by Hal Newman
Jamie Flanz was one of my medics. He lost his way after he left EMS and ended up affiliated with a biker gang. He was murdered as part of a massacre conducted by rival gang members.
They singled Jamie out because he was a Jew and saved him for last so he could, presumably, be further tormented before they shot him at point blank range.
They should have singled him out because he was a good streetmedic. He was.
I still miss him.
I wrote this about his death:
“Jamie Flanz was murdered two springs ago. His passing had no connection to the EMS world other than the fact that his obvious state of death probably didn’t require a streetmedic to declare the absence of life signs.
He was a good medic and was a gentle, reassuring presence with many of our most senior patients.
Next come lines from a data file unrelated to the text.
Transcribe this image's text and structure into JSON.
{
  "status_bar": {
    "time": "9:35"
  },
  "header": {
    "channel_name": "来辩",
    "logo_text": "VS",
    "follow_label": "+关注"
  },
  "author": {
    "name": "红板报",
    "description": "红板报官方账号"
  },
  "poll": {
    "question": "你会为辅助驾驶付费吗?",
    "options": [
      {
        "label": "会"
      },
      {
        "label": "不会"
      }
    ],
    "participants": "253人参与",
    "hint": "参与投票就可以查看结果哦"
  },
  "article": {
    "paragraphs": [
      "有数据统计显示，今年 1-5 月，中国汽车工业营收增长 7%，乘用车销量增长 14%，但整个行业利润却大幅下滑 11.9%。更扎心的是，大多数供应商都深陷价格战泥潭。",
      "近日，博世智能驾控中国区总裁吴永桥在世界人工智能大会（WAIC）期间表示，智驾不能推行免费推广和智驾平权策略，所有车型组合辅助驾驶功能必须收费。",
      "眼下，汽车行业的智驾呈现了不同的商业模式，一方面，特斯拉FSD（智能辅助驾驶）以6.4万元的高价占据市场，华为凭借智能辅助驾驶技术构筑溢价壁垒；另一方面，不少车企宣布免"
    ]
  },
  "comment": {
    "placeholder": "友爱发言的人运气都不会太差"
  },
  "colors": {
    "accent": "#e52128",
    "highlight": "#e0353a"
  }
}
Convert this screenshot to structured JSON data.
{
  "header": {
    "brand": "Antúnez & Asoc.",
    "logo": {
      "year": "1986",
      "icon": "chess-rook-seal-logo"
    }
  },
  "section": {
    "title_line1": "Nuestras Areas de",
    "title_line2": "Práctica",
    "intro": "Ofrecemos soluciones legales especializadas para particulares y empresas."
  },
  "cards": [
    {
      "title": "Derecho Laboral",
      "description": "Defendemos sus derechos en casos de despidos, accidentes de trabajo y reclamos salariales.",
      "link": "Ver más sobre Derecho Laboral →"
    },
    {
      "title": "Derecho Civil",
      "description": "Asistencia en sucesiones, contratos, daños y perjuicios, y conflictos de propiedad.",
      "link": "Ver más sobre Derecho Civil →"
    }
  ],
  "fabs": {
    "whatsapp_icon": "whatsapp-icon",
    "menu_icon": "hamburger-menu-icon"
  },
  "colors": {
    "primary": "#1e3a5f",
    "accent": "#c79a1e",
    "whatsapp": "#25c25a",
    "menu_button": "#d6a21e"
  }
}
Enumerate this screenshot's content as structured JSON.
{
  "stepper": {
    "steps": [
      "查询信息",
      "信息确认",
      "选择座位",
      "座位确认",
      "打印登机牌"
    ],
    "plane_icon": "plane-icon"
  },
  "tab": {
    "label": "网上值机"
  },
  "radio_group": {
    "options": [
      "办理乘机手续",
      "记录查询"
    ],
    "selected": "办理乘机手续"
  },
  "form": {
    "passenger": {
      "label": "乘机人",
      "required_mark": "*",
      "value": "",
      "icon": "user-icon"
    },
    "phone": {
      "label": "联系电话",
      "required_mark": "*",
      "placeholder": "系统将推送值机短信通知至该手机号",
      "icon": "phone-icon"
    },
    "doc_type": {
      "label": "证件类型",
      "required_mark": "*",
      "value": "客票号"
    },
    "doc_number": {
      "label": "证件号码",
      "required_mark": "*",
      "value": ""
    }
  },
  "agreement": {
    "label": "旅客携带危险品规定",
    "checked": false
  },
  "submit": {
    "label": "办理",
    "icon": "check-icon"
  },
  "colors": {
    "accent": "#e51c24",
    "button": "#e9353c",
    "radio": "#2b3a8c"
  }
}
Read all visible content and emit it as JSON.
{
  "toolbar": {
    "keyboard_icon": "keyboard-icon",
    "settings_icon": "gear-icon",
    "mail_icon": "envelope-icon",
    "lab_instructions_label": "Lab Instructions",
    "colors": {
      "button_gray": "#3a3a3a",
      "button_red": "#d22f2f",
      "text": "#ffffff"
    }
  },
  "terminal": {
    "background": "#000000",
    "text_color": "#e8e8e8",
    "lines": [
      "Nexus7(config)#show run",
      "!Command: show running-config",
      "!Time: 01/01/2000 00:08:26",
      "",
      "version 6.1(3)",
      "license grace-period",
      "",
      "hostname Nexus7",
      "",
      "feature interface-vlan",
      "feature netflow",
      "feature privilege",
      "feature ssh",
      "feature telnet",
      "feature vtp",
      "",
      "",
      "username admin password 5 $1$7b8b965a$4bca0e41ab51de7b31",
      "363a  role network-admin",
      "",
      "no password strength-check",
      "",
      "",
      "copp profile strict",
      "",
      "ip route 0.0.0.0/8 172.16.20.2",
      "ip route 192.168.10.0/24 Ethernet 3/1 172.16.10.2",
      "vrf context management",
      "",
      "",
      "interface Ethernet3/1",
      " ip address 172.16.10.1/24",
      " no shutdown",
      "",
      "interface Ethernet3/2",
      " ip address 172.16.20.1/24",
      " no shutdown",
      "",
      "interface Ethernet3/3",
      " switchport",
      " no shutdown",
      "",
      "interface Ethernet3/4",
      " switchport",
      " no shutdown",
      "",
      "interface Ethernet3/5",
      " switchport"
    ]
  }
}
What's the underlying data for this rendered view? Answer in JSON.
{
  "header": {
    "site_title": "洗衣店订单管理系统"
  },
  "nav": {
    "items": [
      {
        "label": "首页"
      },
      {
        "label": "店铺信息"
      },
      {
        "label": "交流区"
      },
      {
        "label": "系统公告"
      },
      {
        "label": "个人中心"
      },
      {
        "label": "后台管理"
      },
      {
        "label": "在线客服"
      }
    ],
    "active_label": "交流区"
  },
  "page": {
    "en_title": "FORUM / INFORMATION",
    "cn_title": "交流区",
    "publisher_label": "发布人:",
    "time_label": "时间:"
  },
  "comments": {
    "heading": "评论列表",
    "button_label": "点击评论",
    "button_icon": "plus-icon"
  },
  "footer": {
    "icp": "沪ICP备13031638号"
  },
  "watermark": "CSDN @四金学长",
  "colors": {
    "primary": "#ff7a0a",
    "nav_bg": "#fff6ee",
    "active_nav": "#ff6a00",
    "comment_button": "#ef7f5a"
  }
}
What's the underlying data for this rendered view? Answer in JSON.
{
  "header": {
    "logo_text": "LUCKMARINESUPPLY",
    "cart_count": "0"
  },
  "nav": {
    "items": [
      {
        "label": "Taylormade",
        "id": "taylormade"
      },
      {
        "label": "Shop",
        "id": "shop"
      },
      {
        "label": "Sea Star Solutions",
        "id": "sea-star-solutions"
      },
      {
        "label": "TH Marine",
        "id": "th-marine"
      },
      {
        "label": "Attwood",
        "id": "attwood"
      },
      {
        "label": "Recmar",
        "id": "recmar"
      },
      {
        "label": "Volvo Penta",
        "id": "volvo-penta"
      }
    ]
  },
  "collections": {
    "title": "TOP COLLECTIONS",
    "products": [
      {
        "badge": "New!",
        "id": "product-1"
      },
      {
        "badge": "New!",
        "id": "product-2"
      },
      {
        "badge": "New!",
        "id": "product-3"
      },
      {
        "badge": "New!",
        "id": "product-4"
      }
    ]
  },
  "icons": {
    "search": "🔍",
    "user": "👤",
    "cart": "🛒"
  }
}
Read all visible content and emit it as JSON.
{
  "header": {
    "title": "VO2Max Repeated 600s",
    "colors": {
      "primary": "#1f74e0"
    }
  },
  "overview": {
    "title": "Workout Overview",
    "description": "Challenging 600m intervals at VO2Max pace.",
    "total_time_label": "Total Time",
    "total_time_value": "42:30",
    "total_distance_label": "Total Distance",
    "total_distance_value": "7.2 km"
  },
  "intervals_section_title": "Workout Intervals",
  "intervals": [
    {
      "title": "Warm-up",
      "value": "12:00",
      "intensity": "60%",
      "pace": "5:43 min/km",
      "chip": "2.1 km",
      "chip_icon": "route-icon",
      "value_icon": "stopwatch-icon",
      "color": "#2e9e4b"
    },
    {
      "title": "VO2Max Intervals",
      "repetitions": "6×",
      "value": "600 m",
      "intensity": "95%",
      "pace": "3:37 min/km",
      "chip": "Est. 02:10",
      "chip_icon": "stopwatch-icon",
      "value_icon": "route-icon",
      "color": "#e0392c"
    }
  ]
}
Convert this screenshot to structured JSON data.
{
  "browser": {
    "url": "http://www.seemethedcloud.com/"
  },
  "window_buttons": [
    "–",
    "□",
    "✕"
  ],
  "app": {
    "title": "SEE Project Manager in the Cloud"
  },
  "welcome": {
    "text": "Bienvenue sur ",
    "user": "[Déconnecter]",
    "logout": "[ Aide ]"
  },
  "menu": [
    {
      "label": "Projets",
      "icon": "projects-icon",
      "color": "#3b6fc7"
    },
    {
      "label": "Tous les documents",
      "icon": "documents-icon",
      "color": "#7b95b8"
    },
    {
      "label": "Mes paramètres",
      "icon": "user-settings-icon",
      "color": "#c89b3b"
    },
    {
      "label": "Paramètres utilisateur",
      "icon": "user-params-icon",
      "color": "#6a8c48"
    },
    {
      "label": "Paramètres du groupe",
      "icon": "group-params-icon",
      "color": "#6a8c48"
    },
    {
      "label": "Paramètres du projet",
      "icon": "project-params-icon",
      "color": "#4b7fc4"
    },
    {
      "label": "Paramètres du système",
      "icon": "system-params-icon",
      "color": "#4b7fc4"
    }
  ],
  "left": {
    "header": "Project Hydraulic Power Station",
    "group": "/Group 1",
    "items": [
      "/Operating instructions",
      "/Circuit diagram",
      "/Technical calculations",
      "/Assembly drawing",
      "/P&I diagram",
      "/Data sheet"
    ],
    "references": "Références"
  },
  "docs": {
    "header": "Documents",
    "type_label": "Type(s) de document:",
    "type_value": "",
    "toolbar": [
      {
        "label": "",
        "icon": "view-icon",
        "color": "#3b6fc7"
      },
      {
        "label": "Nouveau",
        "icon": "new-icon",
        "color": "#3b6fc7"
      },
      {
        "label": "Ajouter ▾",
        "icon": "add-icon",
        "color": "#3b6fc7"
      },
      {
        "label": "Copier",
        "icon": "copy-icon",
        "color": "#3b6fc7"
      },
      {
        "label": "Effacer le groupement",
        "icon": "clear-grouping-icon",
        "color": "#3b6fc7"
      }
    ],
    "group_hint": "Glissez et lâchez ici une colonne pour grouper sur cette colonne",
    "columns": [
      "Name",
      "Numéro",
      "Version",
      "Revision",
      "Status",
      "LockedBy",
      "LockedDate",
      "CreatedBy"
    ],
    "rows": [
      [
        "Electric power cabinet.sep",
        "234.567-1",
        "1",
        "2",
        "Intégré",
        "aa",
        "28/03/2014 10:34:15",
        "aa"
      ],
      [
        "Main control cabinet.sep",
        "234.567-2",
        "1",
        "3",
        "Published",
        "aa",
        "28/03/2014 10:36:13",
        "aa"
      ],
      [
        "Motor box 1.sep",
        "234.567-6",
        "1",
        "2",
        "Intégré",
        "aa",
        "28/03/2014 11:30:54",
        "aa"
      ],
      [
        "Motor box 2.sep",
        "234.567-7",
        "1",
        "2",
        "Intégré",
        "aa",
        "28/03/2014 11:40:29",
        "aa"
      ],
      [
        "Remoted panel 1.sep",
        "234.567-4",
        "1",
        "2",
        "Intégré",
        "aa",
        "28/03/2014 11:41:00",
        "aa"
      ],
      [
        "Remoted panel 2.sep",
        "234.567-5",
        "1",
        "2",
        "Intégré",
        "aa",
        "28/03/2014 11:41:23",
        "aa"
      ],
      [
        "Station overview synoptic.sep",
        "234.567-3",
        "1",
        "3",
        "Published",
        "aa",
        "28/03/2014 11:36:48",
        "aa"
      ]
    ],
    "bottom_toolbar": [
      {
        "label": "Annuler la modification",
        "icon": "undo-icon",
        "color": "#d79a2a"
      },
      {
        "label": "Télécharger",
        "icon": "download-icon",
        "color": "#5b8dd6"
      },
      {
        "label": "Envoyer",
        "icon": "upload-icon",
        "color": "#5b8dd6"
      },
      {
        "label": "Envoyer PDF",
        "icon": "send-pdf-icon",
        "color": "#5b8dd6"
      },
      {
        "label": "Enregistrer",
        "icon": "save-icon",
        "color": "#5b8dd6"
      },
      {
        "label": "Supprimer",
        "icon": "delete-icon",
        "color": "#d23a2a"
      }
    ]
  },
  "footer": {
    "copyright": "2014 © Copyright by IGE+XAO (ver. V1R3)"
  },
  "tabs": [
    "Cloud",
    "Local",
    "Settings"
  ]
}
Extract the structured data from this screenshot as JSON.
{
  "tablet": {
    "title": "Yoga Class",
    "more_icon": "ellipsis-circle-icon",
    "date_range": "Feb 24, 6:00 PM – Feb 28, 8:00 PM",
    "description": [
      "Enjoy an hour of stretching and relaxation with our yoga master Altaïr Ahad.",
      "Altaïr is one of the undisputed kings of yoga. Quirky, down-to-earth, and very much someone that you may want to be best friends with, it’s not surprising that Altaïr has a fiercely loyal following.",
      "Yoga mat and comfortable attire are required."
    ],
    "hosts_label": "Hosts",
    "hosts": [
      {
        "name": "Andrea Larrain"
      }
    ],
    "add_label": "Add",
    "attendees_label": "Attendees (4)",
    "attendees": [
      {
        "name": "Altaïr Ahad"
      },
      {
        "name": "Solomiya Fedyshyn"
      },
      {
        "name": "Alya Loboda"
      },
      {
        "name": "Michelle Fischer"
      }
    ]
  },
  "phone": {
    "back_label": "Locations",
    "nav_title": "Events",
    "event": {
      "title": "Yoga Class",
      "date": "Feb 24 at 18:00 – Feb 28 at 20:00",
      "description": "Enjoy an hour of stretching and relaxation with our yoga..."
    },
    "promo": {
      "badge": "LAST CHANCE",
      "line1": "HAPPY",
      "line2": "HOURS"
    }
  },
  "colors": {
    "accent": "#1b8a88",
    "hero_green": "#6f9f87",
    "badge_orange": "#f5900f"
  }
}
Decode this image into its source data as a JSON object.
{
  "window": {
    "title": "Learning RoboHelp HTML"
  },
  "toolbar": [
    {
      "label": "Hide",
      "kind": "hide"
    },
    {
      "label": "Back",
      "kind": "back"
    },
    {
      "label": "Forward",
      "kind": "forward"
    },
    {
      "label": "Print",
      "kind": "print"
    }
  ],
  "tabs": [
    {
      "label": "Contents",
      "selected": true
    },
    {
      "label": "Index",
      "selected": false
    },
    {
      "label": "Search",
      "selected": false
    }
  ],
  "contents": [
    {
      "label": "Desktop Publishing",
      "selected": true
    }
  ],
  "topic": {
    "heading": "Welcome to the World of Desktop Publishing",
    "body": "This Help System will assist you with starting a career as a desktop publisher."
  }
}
He put in many a shift at the last minute because I called and asked for his help.
It is the transient and intense nature of EMS that lifesavers often come and go without much in the way of heralding their arrival or their departure. They touch lives and impact universes and then they move on to live the rest of their lives.
There are, apparently, no guarantees on how long the rest of their lives will be. Maybe some of them have an inkling of sunset rapidly approaching and decide to go out flaming while others simply pull the bedcovers up over their heads.”
Be well. Practice big medicine.